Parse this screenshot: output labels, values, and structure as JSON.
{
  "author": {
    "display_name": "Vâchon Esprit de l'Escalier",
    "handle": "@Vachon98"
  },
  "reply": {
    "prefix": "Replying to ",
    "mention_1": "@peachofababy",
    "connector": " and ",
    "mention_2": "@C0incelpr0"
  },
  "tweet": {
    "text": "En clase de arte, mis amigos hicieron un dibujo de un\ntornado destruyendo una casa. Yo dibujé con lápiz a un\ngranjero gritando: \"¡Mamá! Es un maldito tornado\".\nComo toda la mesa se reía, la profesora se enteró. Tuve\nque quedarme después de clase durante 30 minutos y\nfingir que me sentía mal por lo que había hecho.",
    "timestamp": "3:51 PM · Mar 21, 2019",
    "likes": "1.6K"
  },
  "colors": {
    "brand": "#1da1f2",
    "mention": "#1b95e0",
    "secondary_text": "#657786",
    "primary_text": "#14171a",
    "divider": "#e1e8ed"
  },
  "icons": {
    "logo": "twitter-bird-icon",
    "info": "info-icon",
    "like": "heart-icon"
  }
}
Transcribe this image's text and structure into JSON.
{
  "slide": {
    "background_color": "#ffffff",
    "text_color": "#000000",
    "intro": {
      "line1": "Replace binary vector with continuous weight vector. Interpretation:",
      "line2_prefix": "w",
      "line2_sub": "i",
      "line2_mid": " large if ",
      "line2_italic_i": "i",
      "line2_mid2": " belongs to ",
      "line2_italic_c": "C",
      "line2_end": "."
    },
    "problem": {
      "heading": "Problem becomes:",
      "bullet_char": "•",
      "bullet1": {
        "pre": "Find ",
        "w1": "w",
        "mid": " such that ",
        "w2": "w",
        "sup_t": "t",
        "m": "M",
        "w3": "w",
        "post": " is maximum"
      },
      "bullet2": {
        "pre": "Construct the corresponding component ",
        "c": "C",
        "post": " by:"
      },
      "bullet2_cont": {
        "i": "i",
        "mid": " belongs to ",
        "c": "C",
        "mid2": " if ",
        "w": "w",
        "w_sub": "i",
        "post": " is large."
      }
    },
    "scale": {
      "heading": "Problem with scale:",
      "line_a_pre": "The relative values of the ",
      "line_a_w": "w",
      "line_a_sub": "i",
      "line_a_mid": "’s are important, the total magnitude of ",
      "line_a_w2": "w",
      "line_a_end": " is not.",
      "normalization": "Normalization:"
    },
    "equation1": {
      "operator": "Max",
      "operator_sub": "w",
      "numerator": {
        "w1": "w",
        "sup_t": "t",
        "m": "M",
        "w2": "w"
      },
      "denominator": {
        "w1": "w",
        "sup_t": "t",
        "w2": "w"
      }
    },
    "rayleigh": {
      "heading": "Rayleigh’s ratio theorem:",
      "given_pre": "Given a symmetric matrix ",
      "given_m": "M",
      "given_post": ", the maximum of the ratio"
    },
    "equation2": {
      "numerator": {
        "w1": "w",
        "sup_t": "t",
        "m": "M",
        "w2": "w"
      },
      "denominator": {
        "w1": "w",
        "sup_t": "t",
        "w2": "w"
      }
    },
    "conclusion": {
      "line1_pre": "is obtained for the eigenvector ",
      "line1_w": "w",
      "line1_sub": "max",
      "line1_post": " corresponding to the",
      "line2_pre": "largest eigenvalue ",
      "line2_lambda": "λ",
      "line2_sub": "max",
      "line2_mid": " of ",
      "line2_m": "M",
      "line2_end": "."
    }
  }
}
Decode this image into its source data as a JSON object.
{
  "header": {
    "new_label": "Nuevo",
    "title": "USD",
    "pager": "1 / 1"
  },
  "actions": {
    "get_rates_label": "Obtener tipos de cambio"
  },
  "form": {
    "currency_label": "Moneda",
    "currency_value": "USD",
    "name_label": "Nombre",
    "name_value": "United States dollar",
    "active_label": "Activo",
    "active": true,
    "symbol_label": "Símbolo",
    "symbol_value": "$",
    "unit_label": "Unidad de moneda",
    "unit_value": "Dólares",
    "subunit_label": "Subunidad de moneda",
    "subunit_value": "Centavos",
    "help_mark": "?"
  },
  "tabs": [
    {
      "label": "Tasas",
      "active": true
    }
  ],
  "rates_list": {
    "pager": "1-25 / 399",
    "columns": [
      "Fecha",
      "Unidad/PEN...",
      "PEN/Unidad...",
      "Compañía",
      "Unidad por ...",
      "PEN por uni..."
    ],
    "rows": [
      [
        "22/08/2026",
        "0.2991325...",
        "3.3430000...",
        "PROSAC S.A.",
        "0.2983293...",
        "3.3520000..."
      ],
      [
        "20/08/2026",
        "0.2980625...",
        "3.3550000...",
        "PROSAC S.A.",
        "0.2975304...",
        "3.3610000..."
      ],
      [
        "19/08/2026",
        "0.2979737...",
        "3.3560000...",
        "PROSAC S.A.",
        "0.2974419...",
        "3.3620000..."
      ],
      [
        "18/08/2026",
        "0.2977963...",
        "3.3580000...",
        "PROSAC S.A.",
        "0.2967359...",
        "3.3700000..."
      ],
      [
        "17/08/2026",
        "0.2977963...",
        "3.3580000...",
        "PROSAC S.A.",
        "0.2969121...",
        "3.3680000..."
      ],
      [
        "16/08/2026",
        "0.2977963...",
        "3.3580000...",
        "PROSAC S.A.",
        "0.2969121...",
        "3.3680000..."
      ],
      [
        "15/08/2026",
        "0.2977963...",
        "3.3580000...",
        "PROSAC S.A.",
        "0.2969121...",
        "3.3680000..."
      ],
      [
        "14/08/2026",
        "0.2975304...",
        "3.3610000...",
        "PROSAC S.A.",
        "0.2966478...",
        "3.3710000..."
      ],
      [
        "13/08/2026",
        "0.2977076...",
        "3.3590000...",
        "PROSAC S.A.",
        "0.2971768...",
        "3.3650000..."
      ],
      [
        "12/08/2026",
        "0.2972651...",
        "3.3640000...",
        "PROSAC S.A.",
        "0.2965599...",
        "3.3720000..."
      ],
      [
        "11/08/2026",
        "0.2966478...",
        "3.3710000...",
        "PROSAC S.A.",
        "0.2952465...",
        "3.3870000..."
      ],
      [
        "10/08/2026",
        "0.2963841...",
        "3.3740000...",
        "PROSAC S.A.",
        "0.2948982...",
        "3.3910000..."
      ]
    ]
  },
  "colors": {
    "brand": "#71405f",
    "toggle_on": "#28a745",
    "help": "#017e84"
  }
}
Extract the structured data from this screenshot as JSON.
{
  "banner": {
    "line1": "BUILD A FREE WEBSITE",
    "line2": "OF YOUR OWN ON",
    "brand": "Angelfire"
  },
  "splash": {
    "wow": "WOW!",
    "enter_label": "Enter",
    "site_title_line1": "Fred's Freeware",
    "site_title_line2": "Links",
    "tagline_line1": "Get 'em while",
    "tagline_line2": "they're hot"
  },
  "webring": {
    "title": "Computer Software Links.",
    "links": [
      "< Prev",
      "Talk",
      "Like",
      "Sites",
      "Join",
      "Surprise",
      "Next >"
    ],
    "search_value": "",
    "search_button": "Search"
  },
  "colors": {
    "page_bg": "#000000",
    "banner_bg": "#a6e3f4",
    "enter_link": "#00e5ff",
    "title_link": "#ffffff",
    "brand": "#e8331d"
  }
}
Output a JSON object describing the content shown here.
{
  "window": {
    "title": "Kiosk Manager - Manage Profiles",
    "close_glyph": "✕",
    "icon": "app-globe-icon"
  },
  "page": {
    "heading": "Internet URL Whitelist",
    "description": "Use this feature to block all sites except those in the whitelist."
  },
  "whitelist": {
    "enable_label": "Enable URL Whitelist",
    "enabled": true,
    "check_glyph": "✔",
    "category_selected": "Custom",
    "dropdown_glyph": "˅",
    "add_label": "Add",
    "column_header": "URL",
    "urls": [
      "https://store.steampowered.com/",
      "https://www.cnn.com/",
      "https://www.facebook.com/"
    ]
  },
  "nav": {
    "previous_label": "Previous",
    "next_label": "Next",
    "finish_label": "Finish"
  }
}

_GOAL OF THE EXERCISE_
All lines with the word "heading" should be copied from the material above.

_THE COMPLETED TASK_
      "heading": "Problem becomes:",
      "heading": "Problem with scale:",
      "heading": "Rayleigh’s ratio theorem:",
    "heading": "Internet URL Whitelist",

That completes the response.